What is needed -> Take every line from the data that has the word "this" in it.

-- Input records follows --

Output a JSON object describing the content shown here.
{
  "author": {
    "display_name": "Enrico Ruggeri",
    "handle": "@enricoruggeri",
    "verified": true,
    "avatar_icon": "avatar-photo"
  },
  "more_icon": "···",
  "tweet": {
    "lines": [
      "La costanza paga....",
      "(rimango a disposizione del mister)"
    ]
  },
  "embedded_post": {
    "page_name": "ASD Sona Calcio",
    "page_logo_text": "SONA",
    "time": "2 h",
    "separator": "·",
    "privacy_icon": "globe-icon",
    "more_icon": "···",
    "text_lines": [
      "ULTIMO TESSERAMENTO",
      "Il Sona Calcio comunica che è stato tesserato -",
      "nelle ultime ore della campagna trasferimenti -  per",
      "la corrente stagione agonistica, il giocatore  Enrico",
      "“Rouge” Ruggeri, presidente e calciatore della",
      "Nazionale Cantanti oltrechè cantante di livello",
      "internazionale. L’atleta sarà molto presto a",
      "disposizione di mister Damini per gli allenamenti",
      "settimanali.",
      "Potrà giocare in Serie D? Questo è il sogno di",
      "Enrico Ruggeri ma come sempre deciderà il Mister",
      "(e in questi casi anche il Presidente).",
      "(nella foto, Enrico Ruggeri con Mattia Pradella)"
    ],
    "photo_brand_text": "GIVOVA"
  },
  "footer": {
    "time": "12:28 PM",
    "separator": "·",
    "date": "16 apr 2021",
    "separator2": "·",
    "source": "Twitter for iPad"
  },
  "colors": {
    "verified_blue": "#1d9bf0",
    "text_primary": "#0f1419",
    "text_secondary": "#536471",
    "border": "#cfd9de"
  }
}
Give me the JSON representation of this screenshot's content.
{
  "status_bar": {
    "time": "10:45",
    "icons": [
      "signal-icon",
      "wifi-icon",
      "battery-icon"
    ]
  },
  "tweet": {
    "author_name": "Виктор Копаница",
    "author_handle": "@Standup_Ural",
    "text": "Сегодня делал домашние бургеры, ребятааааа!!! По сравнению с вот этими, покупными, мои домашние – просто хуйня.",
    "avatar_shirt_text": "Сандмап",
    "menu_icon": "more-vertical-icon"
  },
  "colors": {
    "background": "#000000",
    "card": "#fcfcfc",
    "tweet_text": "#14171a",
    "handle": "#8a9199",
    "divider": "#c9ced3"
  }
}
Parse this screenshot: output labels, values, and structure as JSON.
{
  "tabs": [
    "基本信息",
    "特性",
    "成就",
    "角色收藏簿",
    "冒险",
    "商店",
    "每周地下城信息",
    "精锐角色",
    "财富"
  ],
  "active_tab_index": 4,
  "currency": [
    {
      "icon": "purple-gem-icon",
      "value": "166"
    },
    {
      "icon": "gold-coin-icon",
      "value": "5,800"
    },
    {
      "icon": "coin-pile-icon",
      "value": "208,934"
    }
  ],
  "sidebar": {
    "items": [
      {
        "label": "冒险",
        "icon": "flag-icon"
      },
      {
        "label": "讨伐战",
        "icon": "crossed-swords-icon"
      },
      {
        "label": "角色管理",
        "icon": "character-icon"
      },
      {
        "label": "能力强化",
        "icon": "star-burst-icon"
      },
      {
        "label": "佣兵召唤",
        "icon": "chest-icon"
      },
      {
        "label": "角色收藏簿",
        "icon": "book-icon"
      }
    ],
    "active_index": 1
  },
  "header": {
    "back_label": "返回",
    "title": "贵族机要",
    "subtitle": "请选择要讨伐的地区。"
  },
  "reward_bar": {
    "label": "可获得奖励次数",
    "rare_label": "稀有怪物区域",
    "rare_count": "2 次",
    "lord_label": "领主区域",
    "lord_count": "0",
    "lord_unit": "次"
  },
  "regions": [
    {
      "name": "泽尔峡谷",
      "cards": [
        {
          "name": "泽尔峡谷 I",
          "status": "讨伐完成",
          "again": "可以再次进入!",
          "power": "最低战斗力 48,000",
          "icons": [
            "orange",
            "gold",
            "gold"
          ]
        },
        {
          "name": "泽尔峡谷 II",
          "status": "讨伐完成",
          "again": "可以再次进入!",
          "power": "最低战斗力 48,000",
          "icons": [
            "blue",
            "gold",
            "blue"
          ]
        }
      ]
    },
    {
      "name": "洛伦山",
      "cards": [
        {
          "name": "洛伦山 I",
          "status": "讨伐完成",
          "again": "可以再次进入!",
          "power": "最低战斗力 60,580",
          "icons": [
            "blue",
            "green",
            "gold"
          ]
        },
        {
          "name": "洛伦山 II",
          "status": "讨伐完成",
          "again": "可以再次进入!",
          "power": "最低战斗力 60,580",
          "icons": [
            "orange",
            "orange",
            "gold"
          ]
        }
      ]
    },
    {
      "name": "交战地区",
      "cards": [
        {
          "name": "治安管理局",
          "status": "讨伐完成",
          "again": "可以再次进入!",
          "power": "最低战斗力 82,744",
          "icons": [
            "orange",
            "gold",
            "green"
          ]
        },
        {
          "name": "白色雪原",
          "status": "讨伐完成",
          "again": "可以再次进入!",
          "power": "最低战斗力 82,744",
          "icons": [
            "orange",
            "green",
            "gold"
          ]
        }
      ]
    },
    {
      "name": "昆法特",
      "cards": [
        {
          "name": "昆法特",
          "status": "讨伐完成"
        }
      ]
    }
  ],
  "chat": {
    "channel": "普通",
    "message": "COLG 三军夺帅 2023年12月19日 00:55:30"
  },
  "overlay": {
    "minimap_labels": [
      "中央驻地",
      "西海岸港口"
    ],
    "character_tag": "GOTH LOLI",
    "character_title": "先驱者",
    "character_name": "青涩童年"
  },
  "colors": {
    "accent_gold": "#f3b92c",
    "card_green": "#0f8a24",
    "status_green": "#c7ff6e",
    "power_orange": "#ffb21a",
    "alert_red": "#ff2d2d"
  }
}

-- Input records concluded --

The answer ->
Give me the JSON representation of this screenshot's content.
Parse this screenshot: output labels, values, and structure as JSON.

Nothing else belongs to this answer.